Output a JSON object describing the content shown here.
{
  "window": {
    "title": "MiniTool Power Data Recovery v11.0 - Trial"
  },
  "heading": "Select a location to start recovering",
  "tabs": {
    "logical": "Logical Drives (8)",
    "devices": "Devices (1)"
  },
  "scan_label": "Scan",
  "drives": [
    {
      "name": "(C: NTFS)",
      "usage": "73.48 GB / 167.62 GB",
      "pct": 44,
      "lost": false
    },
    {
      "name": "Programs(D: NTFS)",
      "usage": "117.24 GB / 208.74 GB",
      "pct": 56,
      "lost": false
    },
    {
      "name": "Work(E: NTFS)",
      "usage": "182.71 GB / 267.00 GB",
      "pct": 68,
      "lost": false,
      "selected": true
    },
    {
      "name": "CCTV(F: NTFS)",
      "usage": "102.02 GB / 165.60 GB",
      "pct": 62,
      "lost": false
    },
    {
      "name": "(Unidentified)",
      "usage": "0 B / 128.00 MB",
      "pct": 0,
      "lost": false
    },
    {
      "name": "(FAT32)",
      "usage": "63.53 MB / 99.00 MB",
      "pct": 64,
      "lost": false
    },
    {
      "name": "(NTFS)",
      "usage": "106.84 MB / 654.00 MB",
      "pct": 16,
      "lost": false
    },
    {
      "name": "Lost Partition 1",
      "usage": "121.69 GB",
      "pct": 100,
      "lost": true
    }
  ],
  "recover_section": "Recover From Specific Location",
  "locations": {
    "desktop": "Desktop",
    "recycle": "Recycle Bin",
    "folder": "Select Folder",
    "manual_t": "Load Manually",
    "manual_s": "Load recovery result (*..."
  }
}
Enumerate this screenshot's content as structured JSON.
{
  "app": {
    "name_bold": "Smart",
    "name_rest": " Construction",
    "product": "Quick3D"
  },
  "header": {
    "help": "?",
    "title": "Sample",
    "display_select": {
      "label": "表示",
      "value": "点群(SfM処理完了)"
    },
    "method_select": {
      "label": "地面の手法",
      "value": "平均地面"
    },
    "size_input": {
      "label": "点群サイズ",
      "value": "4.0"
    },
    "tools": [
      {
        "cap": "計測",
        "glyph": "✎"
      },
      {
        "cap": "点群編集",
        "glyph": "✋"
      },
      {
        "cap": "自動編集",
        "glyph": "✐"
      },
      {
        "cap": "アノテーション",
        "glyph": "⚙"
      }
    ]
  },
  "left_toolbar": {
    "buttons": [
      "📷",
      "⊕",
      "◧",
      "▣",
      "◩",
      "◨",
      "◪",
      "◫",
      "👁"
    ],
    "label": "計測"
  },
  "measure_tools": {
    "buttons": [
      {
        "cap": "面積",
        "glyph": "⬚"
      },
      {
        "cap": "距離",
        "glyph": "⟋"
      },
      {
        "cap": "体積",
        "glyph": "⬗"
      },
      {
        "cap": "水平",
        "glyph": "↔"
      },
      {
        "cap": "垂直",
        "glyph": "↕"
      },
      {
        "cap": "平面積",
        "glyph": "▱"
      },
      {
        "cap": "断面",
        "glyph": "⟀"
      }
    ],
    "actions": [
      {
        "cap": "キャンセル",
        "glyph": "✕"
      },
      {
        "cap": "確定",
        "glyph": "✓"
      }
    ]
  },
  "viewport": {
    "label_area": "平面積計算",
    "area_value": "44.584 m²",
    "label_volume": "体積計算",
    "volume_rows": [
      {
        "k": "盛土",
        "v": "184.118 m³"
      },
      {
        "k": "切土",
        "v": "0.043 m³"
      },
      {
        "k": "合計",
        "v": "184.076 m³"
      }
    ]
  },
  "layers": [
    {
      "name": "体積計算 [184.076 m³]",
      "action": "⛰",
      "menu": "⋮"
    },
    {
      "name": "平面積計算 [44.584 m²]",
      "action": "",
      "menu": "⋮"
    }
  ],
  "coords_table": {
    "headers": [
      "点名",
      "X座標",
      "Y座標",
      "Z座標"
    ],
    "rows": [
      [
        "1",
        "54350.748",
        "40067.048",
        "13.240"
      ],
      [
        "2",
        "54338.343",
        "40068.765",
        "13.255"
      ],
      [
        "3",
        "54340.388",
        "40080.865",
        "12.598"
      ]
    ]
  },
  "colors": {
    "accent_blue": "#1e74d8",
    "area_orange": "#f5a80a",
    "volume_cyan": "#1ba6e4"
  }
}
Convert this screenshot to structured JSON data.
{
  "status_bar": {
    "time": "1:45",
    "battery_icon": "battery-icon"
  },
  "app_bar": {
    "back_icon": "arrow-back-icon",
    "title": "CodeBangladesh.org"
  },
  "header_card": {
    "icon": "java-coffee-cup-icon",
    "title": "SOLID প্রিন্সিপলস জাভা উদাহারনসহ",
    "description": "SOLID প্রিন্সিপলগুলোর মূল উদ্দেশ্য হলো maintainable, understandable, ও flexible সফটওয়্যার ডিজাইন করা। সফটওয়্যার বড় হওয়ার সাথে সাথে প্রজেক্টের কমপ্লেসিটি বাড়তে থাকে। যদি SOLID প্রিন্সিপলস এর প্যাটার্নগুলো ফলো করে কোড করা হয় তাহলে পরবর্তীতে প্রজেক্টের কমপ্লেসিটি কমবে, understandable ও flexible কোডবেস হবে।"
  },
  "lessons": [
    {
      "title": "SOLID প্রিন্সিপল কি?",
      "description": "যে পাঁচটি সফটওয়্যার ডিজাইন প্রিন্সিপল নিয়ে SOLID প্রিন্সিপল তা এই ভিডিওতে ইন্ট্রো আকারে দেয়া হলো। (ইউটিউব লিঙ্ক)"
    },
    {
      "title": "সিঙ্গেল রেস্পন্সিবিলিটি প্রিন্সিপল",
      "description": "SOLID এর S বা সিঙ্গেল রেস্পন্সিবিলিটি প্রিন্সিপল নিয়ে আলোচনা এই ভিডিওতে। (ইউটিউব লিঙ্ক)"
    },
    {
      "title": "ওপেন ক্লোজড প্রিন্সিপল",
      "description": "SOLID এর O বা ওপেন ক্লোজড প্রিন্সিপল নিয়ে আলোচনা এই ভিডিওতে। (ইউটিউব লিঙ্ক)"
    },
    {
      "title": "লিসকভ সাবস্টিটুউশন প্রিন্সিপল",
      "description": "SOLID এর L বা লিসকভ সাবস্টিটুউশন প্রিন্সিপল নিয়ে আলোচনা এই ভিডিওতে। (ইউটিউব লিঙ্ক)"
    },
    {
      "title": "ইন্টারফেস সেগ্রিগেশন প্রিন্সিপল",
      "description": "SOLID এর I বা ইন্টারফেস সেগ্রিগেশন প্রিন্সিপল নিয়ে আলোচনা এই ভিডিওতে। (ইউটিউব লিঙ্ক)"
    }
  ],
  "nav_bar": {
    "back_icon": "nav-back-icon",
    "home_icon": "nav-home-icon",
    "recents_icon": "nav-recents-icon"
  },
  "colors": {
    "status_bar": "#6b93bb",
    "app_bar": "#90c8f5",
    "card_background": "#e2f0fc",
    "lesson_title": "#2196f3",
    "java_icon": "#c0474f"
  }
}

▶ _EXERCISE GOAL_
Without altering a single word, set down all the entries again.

▶ _SOLVED PROBLEM_
Output a JSON object describing the content shown here.
{
  "window": {
    "title": "MiniTool Power Data Recovery v11.0 - Trial"
  },
  "heading": "Select a location to start recovering",
  "tabs": {
    "logical": "Logical Drives (8)",
    "devices": "Devices (1)"
  },
  "scan_label": "Scan",
  "drives": [
    {
      "name": "(C: NTFS)",
      "usage": "73.48 GB / 167.62 GB",
      "pct": 44,
      "lost": false
    },
    {
      "name": "Programs(D: NTFS)",
      "usage": "117.24 GB / 208.74 GB",
      "pct": 56,
      "lost": false
    },
    {
      "name": "Work(E: NTFS)",
      "usage": "182.71 GB / 267.00 GB",
      "pct": 68,
      "lost": false,
      "selected": true
    },
    {
      "name": "CCTV(F: NTFS)",
      "usage": "102.02 GB / 165.60 GB",
      "pct": 62,
      "lost": false
    },
    {
      "name": "(Unidentified)",
      "usage": "0 B / 128.00 MB",
      "pct": 0,
      "lost": false
    },
    {
      "name": "(FAT32)",
      "usage": "63.53 MB / 99.00 MB",
      "pct": 64,
      "lost": false
    },
    {
      "name": "(NTFS)",
      "usage": "106.84 MB / 654.00 MB",
      "pct": 16,
      "lost": false
    },
    {
      "name": "Lost Partition 1",
      "usage": "121.69 GB",
      "pct": 100,
      "lost": true
    }
  ],
  "recover_section": "Recover From Specific Location",
  "locations": {
    "desktop": "Desktop",
    "recycle": "Recycle Bin",
    "folder": "Select Folder",
    "manual_t": "Load Manually",
    "manual_s": "Load recovery result (*..."
  }
}
Enumerate this screenshot's content as structured JSON.
{
  "app": {
    "name_bold": "Smart",
    "name_rest": " Construction",
    "product": "Quick3D"
  },
  "header": {
    "help": "?",
    "title": "Sample",
    "display_select": {
      "label": "表示",
      "value": "点群(SfM処理完了)"
    },
    "method_select": {
      "label": "地面の手法",
      "value": "平均地面"
    },
    "size_input": {
      "label": "点群サイズ",
      "value": "4.0"
    },
    "tools": [
      {
        "cap": "計測",
        "glyph": "✎"
      },
      {
        "cap": "点群編集",
        "glyph": "✋"
      },
      {
        "cap": "自動編集",
        "glyph": "✐"
      },
      {
        "cap": "アノテーション",
        "glyph": "⚙"
      }
    ]
  },
  "left_toolbar": {
    "buttons": [
      "📷",
      "⊕",
      "◧",
      "▣",
      "◩",
      "◨",
      "◪",
      "◫",
      "👁"
    ],
    "label": "計測"
  },
  "measure_tools": {
    "buttons": [
      {
        "cap": "面積",
        "glyph": "⬚"
      },
      {
        "cap": "距離",
        "glyph": "⟋"
      },
      {
        "cap": "体積",
        "glyph": "⬗"
      },
      {
        "cap": "水平",
        "glyph": "↔"
      },
      {
        "cap": "垂直",
        "glyph": "↕"
      },
      {
        "cap": "平面積",
        "glyph": "▱"
      },
      {
        "cap": "断面",
        "glyph": "⟀"
      }
    ],
    "actions": [
      {
        "cap": "キャンセル",
        "glyph": "✕"
      },
      {
        "cap": "確定",
        "glyph": "✓"
      }
    ]
  },
  "viewport": {
    "label_area": "平面積計算",
    "area_value": "44.584 m²",
    "label_volume": "体積計算",
    "volume_rows": [
      {
        "k": "盛土",
        "v": "184.118 m³"
      },
      {
        "k": "切土",
        "v": "0.043 m³"
      },
      {
        "k": "合計",
        "v": "184.076 m³"
      }
    ]
  },
  "layers": [
    {
      "name": "体積計算 [184.076 m³]",
      "action": "⛰",
      "menu": "⋮"
    },
    {
      "name": "平面積計算 [44.584 m²]",
      "action": "",
      "menu": "⋮"
    }
  ],
  "coords_table": {
    "headers": [
      "点名",
      "X座標",
      "Y座標",
      "Z座標"
    ],
    "rows": [
      [
        "1",
        "54350.748",
        "40067.048",
        "13.240"
      ],
      [
        "2",
        "54338.343",
        "40068.765",
        "13.255"
      ],
      [
        "3",
        "54340.388",
        "40080.865",
        "12.598"
      ]
    ]
  },
  "colors": {
    "accent_blue": "#1e74d8",
    "area_orange": "#f5a80a",
    "volume_cyan": "#1ba6e4"
  }
}
Convert this screenshot to structured JSON data.
{
  "status_bar": {
    "time": "1:45",
    "battery_icon": "battery-icon"
  },
  "app_bar": {
    "back_icon": "arrow-back-icon",
    "title": "CodeBangladesh.org"
  },
  "header_card": {
    "icon": "java-coffee-cup-icon",
    "title": "SOLID প্রিন্সিপলস জাভা উদাহারনসহ",
    "description": "SOLID প্রিন্সিপলগুলোর মূল উদ্দেশ্য হলো maintainable, understandable, ও flexible সফটওয়্যার ডিজাইন করা। সফটওয়্যার বড় হওয়ার সাথে সাথে প্রজেক্টের কমপ্লেসিটি বাড়তে থাকে। যদি SOLID প্রিন্সিপলস এর প্যাটার্নগুলো ফলো করে কোড করা হয় তাহলে পরবর্তীতে প্রজেক্টের কমপ্লেসিটি কমবে, understandable ও flexible কোডবেস হবে।"
  },
  "lessons": [
    {
      "title": "SOLID প্রিন্সিপল কি?",
      "description": "যে পাঁচটি সফটওয়্যার ডিজাইন প্রিন্সিপল নিয়ে SOLID প্রিন্সিপল তা এই ভিডিওতে ইন্ট্রো আকারে দেয়া হলো। (ইউটিউব লিঙ্ক)"
    },
    {
      "title": "সিঙ্গেল রেস্পন্সিবিলিটি প্রিন্সিপল",
      "description": "SOLID এর S বা সিঙ্গেল রেস্পন্সিবিলিটি প্রিন্সিপল নিয়ে আলোচনা এই ভিডিওতে। (ইউটিউব লিঙ্ক)"
    },
    {
      "title": "ওপেন ক্লোজড প্রিন্সিপল",
      "description": "SOLID এর O বা ওপেন ক্লোজড প্রিন্সিপল নিয়ে আলোচনা এই ভিডিওতে। (ইউটিউব লিঙ্ক)"
    },
    {
      "title": "লিসকভ সাবস্টিটুউশন প্রিন্সিপল",
      "description": "SOLID এর L বা লিসকভ সাবস্টিটুউশন প্রিন্সিপল নিয়ে আলোচনা এই ভিডিওতে। (ইউটিউব লিঙ্ক)"
    },
    {
      "title": "ইন্টারফেস সেগ্রিগেশন প্রিন্সিপল",
      "description": "SOLID এর I বা ইন্টারফেস সেগ্রিগেশন প্রিন্সিপল নিয়ে আলোচনা এই ভিডিওতে। (ইউটিউব লিঙ্ক)"
    }
  ],
  "nav_bar": {
    "back_icon": "nav-back-icon",
    "home_icon": "nav-home-icon",
    "recents_icon": "nav-recents-icon"
  },
  "colors": {
    "status_bar": "#6b93bb",
    "app_bar": "#90c8f5",
    "card_background": "#e2f0fc",
    "lesson_title": "#2196f3",
    "java_icon": "#c0474f"
  }
}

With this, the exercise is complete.